Students Eager to Spread
Kindness at Groh PS

Students Eager to Spread Kindness at Groh PS.jpg

“In a world where you can be anything, be kind.”


This phrase has always been a driving force for Jennifer Haves, a Grade 2 teacher at Groh Public School in Kitchener. It inspires and guides how she aims to build a sense of community in her classrooms, guided by the knowledge that the well-being of the students she serves is directly tied to their academic success.


After seeing social media posts and reading about Kindness Clubs in other elementary schools, she felt inspired to take the message of kindness and help students spread it across the entire Groh PS school community and beyond.


Haves and teachers Emily Darby, Edina Pervanic, Natasha Tsetsekas and Laura Wolfe, put out an open call for students to join the new Kindness Club.


“To be honest, I was expecting 30 or 40 students to show up,” said Haves.


Turns out, students at Groh PS were beyond eager to use their voices to help spread acts and messages of kindness across their school, with close to 200 students showing up for the first meeting.


“To say I was blown away is an understatement,” said Haves. “I just stood in the hallway staring at the massive group in disbelief. I was thrilled to see all those faces and the sheer excitement radiating from them.”


Grade 4 student Hayden said he wanted to join the Kindness Club, “because I want to be better at being kind. Even though I'm already kind, I thought I could do better and I want to make other people feel happy.”


“If someone is feeling down it's always good to make them feel better,” he said. “When they get happy, you feel happy too!”


Haves explained that Hayden wasn’t the only student who was this excited to take part.


“I don’t think [the students] needed a lot of motivation.

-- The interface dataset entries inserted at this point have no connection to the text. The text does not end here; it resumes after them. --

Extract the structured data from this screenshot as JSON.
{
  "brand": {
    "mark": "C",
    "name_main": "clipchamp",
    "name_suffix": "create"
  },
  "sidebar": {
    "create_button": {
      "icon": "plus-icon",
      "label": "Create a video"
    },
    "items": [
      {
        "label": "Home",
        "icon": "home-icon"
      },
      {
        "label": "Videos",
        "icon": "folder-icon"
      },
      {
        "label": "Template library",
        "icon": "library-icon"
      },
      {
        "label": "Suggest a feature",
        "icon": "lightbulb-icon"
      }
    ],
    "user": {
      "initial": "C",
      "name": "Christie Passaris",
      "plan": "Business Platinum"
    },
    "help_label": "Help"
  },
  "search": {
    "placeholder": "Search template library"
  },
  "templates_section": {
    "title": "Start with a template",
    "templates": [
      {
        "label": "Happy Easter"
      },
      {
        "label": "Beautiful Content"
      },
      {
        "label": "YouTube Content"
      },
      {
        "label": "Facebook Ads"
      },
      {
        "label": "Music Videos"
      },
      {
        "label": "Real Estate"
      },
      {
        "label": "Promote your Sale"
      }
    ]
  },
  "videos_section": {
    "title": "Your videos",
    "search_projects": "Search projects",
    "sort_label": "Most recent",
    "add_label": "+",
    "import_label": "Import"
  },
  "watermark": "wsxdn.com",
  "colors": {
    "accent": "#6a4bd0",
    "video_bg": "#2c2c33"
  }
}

When given the opportunity, all kids want to be kind and help others,” said Haves.


Now that the Kindness Club has taken off with so much enthusiasm, students are hard at work planning activities to engage the whole school and the surrounding community in spreading kindness. The entire project is guided and led by student voice - ensuring that their work is responsive to the needs of their friends and peers.


Activities include painting and displaying kindness rocks, creating positive and inclusive displays within the school, giving out morning high-fives and staff shout-outs, and making thank-you cards, to name a few.


The efforts of these students will have an impact that reaches well beyond the borders of the schoolyard. And they may even inspire others to start Kindness Clubs at their schools.


Asked if she had any advice for other schools considering starting a Kindness Club, Haves said, “Be prepared for a large turnout and get ready to be amazed!”

bottom of page